Stored dataset items
────────
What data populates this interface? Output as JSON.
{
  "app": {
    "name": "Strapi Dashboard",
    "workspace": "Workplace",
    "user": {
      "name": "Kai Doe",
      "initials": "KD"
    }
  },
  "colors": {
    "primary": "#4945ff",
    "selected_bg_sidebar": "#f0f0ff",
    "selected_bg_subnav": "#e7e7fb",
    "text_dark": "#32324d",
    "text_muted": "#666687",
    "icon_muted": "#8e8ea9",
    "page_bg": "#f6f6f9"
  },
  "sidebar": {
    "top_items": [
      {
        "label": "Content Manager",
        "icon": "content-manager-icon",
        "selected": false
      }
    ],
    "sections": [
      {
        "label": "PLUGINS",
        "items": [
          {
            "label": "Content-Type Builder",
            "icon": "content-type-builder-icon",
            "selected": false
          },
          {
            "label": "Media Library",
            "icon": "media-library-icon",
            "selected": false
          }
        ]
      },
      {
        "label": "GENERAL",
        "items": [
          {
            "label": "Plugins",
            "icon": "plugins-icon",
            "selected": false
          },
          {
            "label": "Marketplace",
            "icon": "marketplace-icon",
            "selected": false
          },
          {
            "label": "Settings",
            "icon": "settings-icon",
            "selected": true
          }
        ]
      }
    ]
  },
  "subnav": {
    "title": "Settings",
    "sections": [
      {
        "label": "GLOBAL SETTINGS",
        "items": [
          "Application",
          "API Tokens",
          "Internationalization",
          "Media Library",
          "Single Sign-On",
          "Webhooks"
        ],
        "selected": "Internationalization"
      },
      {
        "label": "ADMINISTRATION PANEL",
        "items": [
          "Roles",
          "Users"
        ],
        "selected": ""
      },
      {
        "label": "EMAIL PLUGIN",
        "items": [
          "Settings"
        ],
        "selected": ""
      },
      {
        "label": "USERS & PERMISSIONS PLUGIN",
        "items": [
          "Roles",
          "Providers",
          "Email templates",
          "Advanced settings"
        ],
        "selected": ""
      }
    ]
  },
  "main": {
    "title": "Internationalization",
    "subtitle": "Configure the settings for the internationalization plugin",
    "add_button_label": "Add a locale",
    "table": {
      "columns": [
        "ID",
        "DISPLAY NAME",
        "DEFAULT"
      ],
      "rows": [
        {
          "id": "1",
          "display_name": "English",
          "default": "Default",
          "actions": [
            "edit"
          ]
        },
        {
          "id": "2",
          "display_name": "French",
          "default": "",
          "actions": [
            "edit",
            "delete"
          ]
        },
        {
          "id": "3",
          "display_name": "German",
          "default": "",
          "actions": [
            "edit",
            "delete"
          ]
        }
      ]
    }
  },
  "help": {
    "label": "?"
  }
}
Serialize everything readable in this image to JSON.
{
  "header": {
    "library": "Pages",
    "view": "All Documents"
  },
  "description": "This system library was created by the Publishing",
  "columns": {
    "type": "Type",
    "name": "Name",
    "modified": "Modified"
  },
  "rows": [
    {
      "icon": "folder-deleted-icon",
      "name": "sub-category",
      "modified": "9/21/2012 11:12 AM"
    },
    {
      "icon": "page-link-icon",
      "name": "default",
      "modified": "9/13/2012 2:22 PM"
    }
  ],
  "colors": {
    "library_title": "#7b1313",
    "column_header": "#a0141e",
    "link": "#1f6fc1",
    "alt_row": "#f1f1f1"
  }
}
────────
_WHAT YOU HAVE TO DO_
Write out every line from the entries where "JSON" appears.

_YOUR SOLUTION_
What data populates this interface? Output as JSON.
Serialize everything readable in this image to JSON.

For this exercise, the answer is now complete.